Immune mediated therapies (IMT), such as anti-CTLA-4 and anti-PD-1/PD-L1, are showing significant promise in the treatment of solid tumors. However, although these treatments can show significant overall benefit, a subset of patients fails to respond. It is believed that activity in these patients is limited by a lack of immune priming or by immunosuppression. Combination with molecular targeted therapies has the potential to overcome these hurdles to response and maximize patient benefit. In order to select the best combination partners, a greater understanding is needed of how other therapies affect the immune system both directly, through effects on leukocytes, and indirectly, through effects on tumor immunogenicity and induction of tumor cell death.

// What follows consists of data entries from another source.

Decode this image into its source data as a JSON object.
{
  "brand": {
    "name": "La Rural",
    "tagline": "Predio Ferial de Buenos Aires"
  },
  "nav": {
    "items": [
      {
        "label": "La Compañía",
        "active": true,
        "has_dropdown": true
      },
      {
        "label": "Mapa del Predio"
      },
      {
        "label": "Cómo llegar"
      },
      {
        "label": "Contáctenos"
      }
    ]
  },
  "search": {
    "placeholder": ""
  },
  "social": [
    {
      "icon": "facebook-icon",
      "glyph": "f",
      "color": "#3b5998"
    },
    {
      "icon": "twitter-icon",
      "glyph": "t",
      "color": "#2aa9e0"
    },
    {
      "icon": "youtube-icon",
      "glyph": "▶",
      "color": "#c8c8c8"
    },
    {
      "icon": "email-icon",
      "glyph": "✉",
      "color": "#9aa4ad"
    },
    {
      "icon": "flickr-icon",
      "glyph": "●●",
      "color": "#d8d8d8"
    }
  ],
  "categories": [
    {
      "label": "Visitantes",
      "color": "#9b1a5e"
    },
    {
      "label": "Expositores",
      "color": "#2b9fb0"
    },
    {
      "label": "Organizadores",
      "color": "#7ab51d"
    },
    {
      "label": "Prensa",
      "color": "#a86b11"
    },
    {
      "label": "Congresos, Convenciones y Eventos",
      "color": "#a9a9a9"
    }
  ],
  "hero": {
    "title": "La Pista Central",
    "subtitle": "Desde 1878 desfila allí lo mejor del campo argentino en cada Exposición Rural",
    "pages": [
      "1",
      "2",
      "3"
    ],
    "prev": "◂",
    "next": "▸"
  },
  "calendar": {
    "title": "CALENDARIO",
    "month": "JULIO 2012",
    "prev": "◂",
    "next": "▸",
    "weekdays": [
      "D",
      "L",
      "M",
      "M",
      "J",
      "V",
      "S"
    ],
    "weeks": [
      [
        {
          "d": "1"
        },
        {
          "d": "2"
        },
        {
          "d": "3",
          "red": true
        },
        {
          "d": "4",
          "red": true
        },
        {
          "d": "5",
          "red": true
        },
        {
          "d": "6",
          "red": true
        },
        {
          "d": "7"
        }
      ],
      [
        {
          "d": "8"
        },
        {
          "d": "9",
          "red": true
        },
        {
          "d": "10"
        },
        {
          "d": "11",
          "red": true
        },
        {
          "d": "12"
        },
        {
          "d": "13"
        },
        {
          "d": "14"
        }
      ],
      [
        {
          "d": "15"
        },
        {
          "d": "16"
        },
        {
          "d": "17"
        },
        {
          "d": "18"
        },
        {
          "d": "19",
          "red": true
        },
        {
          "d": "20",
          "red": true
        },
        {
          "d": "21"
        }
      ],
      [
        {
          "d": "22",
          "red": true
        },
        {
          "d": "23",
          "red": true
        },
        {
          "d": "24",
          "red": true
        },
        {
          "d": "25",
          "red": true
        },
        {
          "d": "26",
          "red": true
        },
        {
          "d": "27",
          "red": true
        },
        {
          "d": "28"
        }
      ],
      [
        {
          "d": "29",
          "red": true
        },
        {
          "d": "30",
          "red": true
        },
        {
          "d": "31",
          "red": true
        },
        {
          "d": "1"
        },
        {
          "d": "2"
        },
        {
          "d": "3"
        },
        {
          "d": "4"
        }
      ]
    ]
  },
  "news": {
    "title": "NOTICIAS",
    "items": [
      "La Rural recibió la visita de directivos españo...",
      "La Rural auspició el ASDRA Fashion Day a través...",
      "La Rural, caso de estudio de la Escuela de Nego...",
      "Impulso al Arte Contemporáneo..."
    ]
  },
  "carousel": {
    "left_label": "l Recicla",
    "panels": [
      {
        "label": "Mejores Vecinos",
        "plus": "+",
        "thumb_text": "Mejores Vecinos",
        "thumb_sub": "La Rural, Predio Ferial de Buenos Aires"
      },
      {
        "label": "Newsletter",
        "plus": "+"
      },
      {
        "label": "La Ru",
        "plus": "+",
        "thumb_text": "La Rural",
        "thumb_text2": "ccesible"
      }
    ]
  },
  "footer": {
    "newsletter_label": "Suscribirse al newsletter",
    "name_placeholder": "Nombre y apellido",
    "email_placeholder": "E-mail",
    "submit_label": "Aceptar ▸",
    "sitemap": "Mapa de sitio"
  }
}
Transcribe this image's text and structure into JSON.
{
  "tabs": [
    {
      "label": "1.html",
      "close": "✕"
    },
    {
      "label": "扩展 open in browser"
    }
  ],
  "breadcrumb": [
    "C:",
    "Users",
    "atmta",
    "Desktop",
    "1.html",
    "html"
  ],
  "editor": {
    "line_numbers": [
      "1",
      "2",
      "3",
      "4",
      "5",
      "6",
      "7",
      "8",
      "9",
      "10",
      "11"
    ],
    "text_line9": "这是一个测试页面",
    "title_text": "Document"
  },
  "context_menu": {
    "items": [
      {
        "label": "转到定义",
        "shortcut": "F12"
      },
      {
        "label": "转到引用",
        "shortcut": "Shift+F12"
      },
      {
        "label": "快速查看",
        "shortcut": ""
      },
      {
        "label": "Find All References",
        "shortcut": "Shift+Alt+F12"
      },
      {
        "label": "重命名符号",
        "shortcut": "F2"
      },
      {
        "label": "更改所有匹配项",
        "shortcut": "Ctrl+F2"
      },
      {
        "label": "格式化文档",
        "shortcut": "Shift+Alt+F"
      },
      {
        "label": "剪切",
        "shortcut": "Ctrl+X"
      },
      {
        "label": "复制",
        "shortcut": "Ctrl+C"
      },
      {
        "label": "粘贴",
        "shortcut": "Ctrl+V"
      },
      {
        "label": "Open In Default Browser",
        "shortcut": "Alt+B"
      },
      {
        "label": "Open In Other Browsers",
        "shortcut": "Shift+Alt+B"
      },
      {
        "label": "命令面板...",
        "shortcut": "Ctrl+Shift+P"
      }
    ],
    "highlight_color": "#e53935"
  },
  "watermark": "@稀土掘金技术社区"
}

Selumetinib (AZD6244, ARRY-142886) is a potent inhibitor of the mitogen-activated protein/extracellular signal-regulated kinase kinases 1/2 (MEK1/2), involved in the activation of signaling pathways which regulates cellular growth, proliferation and survival. Given that these pathways are often found aberrantly activated in human tumours and also play key roles in the regulation of immunological processes, it is difficult to predict the combinatorial effect of MEK1/2 inhibition and IMT. Here we detail a systematic approach taken towards examining the effects of MEK1/2 inhibition on tumour immunogenicity in vitro and in vivo and the direct effects it may have on the function of the immune system. We also present preclinical data demonstrating the anti-tumour activity of combining selumetinib and IMT mAbs in a syngeneic mouse model and report on possible mechanisms of synergism in promoting an anti-tumour immune response through promotion of antigen presentation.